While teaching in person has had its challenges, like making sure students are staying six feet apart and wearing masks at all times, McGaugh, MFA, has seen some silver linings. “Overall, COVID has taught us all not to take these in-person experiences for granted,” she said. “I told my students the first week, ‘This time together is precious. Let’s be present, experience the moment, and appreciate this opportunity.’”
There are many words we could use to describe what has been an unexpected and unusual fall 2020 semester—one is adaptability. To ensure the campus community’s safety during the pandemic, CU Denver introduced four course options for the fall 2020 semester: hybrid, remote, online, and in-person. Which means faculty members have had to adapt to new methods of teaching, and students have had to adapt to new methods of learning.
Roughly one-quarter of courses are being taught on campus this semester. The format is designed to provide lectures, discussions, and activities in pre-scheduled meeting patterns, with the option to add an online component or record Zoom sessions at the discretion of the professor or instructor. The format is geared toward hands-on courses, such as studio and labs. Extensive safety protocols are in place.
Mark Golkowski, PhD, professor of Electrical Engineering, is teaching Signal Processing on campus, but he is allowing students to be fully remote if they need to be. Of his 38 students, about eight to 10 show up to every lecture on campus, wearing masks and following social distancing guidelines. The remaining students can still participate, thanks to advanced technology.

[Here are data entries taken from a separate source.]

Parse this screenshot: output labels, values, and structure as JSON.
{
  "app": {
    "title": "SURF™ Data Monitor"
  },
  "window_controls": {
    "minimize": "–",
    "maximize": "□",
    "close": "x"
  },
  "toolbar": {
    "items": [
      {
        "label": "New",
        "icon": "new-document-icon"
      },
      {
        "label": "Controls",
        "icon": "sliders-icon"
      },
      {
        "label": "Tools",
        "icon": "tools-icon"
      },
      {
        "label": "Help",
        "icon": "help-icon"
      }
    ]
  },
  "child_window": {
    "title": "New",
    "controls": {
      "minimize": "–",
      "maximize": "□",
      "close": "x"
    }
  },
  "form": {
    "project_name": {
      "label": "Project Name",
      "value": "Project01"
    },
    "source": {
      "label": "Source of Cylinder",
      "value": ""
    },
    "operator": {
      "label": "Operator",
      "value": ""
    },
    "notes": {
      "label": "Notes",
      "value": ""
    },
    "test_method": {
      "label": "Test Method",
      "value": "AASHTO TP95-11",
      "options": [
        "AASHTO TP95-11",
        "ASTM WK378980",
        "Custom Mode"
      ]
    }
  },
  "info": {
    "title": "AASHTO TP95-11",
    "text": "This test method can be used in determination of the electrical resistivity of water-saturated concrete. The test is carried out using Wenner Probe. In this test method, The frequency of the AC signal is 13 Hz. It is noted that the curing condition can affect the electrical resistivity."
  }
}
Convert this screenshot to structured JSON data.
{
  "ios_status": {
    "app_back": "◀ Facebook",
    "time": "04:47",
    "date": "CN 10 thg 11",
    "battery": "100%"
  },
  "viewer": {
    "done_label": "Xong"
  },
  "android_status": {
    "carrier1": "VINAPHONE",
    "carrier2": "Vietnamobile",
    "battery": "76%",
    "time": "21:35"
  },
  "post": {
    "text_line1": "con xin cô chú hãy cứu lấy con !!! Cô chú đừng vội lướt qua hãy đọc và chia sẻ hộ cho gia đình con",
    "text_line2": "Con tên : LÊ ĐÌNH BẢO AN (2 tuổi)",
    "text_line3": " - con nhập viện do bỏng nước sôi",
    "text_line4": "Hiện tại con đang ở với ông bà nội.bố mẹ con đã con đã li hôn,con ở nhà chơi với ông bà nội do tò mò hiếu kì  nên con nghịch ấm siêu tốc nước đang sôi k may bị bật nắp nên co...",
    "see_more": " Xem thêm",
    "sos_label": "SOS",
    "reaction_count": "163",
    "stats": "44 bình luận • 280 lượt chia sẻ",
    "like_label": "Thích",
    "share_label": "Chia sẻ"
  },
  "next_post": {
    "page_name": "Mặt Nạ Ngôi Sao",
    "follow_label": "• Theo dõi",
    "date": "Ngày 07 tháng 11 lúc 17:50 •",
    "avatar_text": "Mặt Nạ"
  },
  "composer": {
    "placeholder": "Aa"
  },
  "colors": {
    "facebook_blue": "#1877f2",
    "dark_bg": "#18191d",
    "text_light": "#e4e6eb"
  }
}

“There are a few international students who were stranded abroad due to travel restrictions and are following the class remotely,” Golkowski said. “The newly installed camera and sound system in the lecture hall enables me to do a traditional lecture on the white board that the remote students can see on Zoom, and that can be recorded.”
Golkowski has found that the remote students benefit from tuning into live lectures, where students are asking questions and having discussions in person. His teaching assistant (TA) monitors the chat in Zoom in case a remote learner types a question. In general, all of his students appreciate the lectures being recorded for later review. His model is flexible, and so far, it’s working.
“The students who work full-time appreciate the option of being able to come in person for better engagement if possible but also being able to join remotely if they need to save time on the commute or something comes up at work,” Golkowski said. “I could see such delivery of courses becoming standard in the future.”
Candidly speaking, Golkowski and McGaugh have run into roadblocks. Golkowski has struggled juggling the technology and making sure his presentations are effective for both Zoom and in-person viewers. Sometimes his computer glitches, but his students usually chime in and offer help.
McGaugh’s biggest challenge has been physically distancing while still creating a space for collaboration. Her solution: split the class in half so students only come one day a week to keep the group small. The other day of the week, they work on asynchronous assignments. “We also spend a lot of time sanitizing gear,” McGaugh said.
As for the students, Golkowski and McGaugh say most are appreciative of the flexibility and the opportunity to come to campus. Some have even gotten used to the new way of learning.
“I’m personally grateful for the opportunity to get hands-on experience, and I actually don’t feel overwhelmed with the COVID stuff,” said McGaugh’s student, Ash, adding, “We are getting used to it by now.”